n in one of Halleck's dispatches that I had better go to Nashville and superintend the operation of troops sent to relieve Rosecrans. Soon after we started the Secretary handed me two orders [dated October 16], saying that I might take my choice of them. The two were identical in all but one particular. Both created the Military division of the Mississippi, (giving me the command), composed of the Departments of the Ohio, the Cumberland, and the Tennessee, and all the territory from the Alleghenies to the Mississippi river north of Banks's command in the south-west. One order left the department commanders as they were, while the other relieved Rosecrans and assigned Thomas to his place. I accepted the latter. We reached Louisville after night and, if I remember rightly, in a cold, drizzling rain. The Secretary of War told me afterwards that he caught a cold on that occasion from which he never expected to recover. He never did. A day was spent in Louisville, the Secretar
Ulysses S. Grant, Personal Memoirs of U. S. Grant, The military situation-plans for the campaign-sheridan assigned to command of the cavalry-flank movements-forrest at Fort Pillow-General Banks's expedition-colonel Mosby-an incident of the Wilderness campaign (search)

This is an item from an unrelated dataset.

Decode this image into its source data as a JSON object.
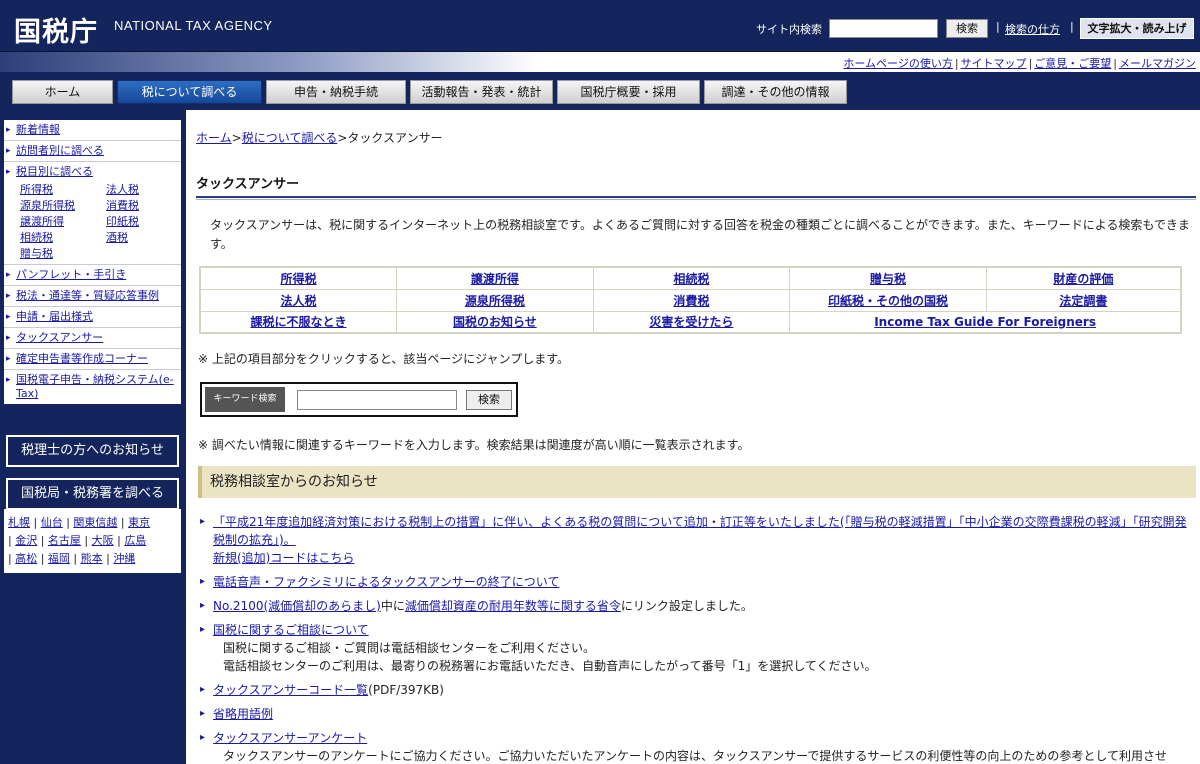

and Norfolk in Virginia; Plymouth, Washington and New Berne in North Carolina; Beaufort, Folly and Morris islands, Hilton Head, Port Royal and Fort Pulaski in South Carolina and Georgia; Fernandina, St. Augustine, Key West and Pensacola in Florida. The balance of the Southern territory, an empire in extent, was still in the hands of the enemy. Sherman, who had succeeded me in the command of the military division of the Mississippi, commanded all the troops in the territory west of the Alleghenies and north of Natchez, with a large movable force about Chattanooga. His command was subdivided into four departments, but the commanders all reported to Sherman and were subject to his orders. This arrangement, however, insured the better protection of all lines of communication through the acquired territory, for the reason that these different department commanders could act promptly in case of a sudden or unexpected raid within their respective jurisdictions without awaiting the o
Ulysses S. Grant, Personal Memoirs of U. S. Grant, Commencement of the Grand campaign-general Butler's position-sheridan's first raid (search)
el's forces in two columns. Though the one under his immediate command failed ingloriously the other proved more fortunate. Under Crook and [William W.] Averell his western column advanced from the Gauley in West Virginia at the appointed time, and with more happy results. They reached the Virginia and Tennessee Railroad at Dublin and destroyed a depot of supplies, besides tearing up several miles of road and burning the bridge over New River. Having accomplished this they recrossed the Alleghenies to Meadow Bluffs and there awaited further orders. Butler embarked at Fort Monroe with all his command, except the cavalry and some artillery which moved up the south bank of the James River. His steamers moved first up Chesapeake Bay and York River as if threatening the rear of Lee's army. At midnight they turned back, and Butler by daylight was far up the James River. He seized City Point and Bermuda Hundred early in the day [May 5], without loss and, no doubt, very much to the